Returning hate for hate multiplies hate, adding deeper darkness to a night already devoid of stars. Darkness cannot drive out darkness: only light can do that. Hate cannot drive out hate: only love can do that.” – Martin Luther King, Jr.
As reports that Osama Bin Laden had been killed trickled out to the world, I was horrified by the jubilant celebrations that appeared to be taking place on a number of streets throughout the United States. Scenes of elated people boisterously shouting “U.S.A, U.S.A!” made me shudder and I was not alone. As quickly as the news of the death had spread, so too had a quote that was wrongly attributed to Martin Luther King, Jr.
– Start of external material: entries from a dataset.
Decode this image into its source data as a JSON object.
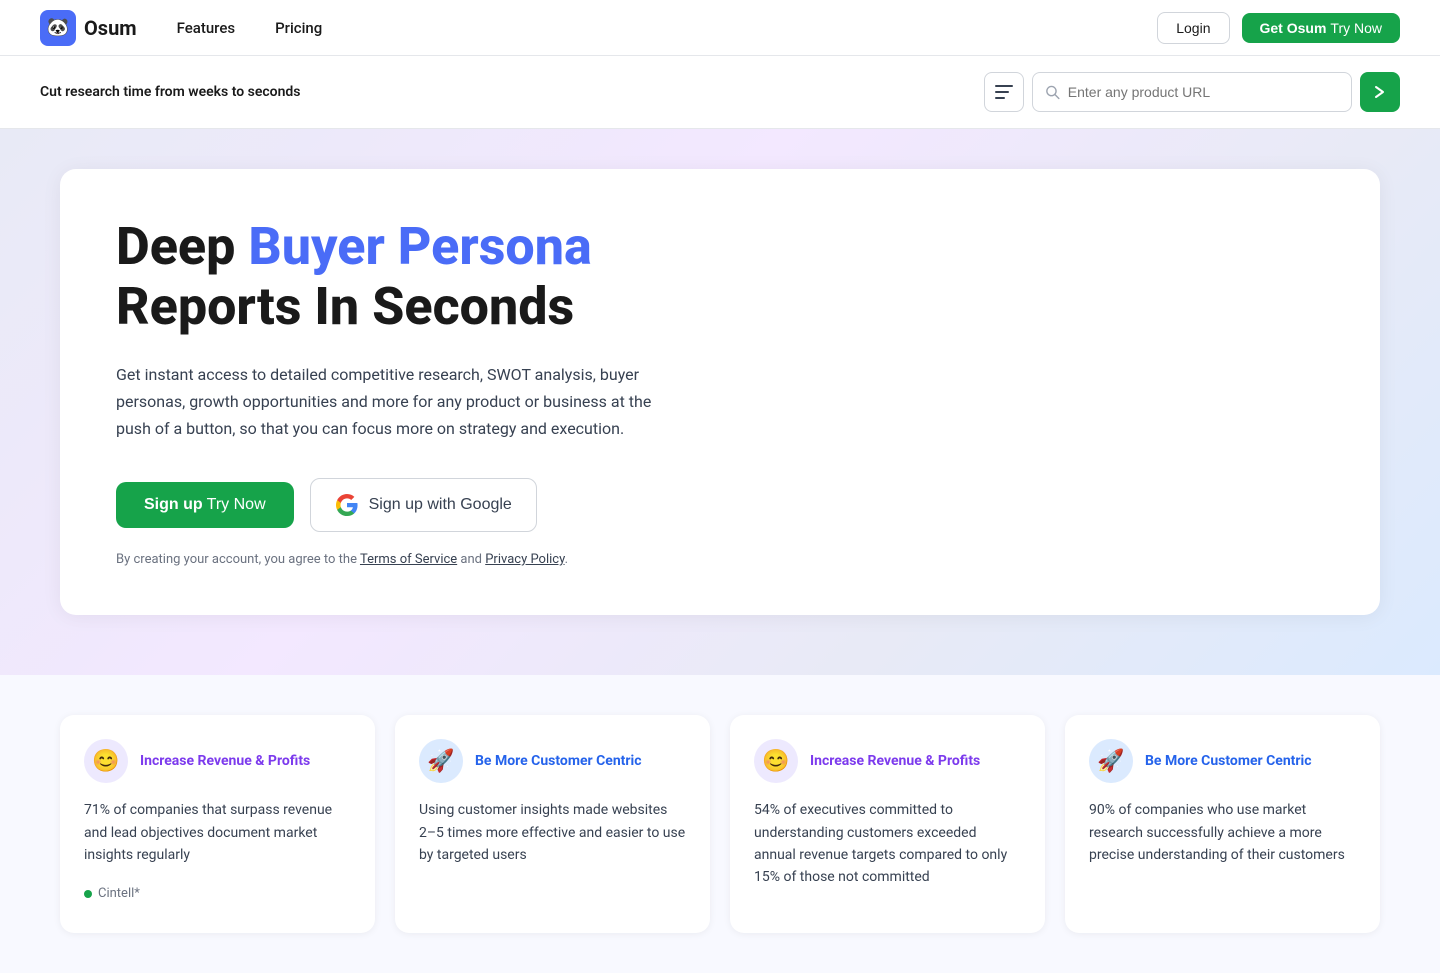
{
  "nav": {
    "logo_text": "Osum",
    "logo_icon": "🐼",
    "features_label": "Features",
    "pricing_label": "Pricing",
    "login_label": "Login",
    "get_osum_label": "Get Osum",
    "try_now_label": "Try Now"
  },
  "subheader": {
    "text": "Cut research time from weeks to seconds",
    "search_placeholder": "Enter any product URL",
    "go_arrow": "❯"
  },
  "hero": {
    "title_black1": "Deep ",
    "title_blue": "Buyer Persona",
    "title_black2": " Reports In Seconds",
    "subtitle": "Get instant access to detailed competitive research, SWOT analysis, buyer personas, growth opportunities and more for any product or business at the push of a button, so that you can focus more on strategy and execution.",
    "signup_label": "Sign up",
    "try_now_label": " Try Now",
    "google_label": "Sign up with Google",
    "disclaimer_prefix": "By creating your account, you agree to the ",
    "tos_label": "Terms of Service",
    "and_text": " and ",
    "privacy_label": "Privacy Policy",
    "disclaimer_suffix": "."
  },
  "cards": [
    {
      "id": "card1",
      "icon": "😊",
      "icon_style": "purple",
      "title": "Increase Revenue & Profits",
      "title_style": "purple",
      "body": "71% of companies that surpass revenue and lead objectives document market insights regularly",
      "source": "Cintell*"
    },
    {
      "id": "card2",
      "icon": "🚀",
      "icon_style": "blue",
      "title": "Be More Customer Centric",
      "title_style": "blue",
      "body": "Using customer insights made websites 2–5 times more effective and easier to use by targeted users",
      "source": ""
    },
    {
      "id": "card3",
      "icon": "😊",
      "icon_style": "purple",
      "title": "Increase Revenue & Profits",
      "title_style": "purple",
      "body": "54% of executives committed to understanding customers exceeded annual revenue targets compared to only 15% of those not committed",
      "source": ""
    },
    {
      "id": "card4",
      "icon": "🚀",
      "icon_style": "blue",
      "title": "Be More Customer Centric",
      "title_style": "blue",
      "body": "90% of companies who use market research successfully achieve a more precise understanding of their customers",
      "source": ""
    }
  ]
}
“I mourn the loss of thousands of precious lives, but I will not rejoice in the death of one, not even an enemy.”
It doesn’t matter who originally said it, the sentiment – in my view – is spot on.
Last night, as I logged on to Facebook to see the news of the death of Margaret Thatcher, I was disturbed to see far too many statuses proclaiming “DING DONG THE WITCH IS DEAD”, as well as links to a website that I found nothing short of tacky and childish.
That Thatcher was an uber-conservative politician with policies that were, at times, abhorrent is no secret. She didn’t earn the nickname “the Iron Lady” for being soft, fuzzy and progressive.
But the celebration of death, whether it be that of Thatcher, bin Laden, or anyone else is something that will never sit well with me.
As I find myself living in Timor-Leste, a nation that has been subjected to decades of torture and death at the hands of others, I find that I am surrounded not by hatred or the desire for revenge, but by compassion and forgiveness.
The former Prime Minister, President, and Nobel Peace Prize laureate, Jose Ramos-Horta has been steadfast in his calls for forgiveness and reconciliation with those who perpetrated heinous acts against the Timorese people.
On February 11, 2008, Ramos-Horta and Prime Minister Xanana Gusmao were attacked by rebels in Dili. Ramos-Horta was shot twice in the back and was flown to Australia for life-saving emergency surgery. In 2010, he pardoned 23 of the rebels, including Marcelo Caetano who was sentenced to jail the shooting of Ramos-Horta himself.
He was quoted as saying he was releasing the rebels because they were also victims and continues to urge those who suffered at the hands of Indonesia to forgive and move forward.
I’ve spoken to many Timorese people about the Indonesian invasion and subsequent occupation of Timor-Leste. I’ve heard stories that were nothing short of horrifying in their terror and brutality. Stories that no person should have ever had to tell, let alone live.
Yet, despite the torture, the terror, the rape, despite it all, there is no animosity. There is no celebration of the death of a person who directly caused so much heartache; no celebration of the death of an enemy.
For me, the reaction to the death of Margaret Thatcher has been over the top.
It’s been a reminder that people, regardless of who they are or what their upbringing was, are capable of a strange level of hatred of sorts.
That people can be so joyful that a person has died will never sit well with me. It suggests that humans, for whatever reason, are sometimes incapable of feeling compassion. If you dislike someone so strongly, it shouldn’t matter that they have died. You shouldn’t care.
Actively revelling in a death takes things to a whole new level. It seems to take away a little piece of a person’s humanity.
If people can enthusiastically rejoice that someone has died, what hope does the world have? Where does it end? I can’t help but wonder how humanity can ever evolve beyond our current state of endless wars, aggression and disconnectedness if the reactions to the death of a single death are ones of pleasure.
I once heard it said that people are all the same when they’re sleeping. Dictators, murderers, extreme right-wing politicians, or even just your average Joe on the street. Genuine dislike or hatred of a person, especially one you don’t know on a personal level, doesn’t change the fact that people are people. We all need to eat, to sleep, to breathe. We all have friends and families who care about us.
I’m with Martin Luther King, Jr on this one. Returning hate for hate multiplies hate.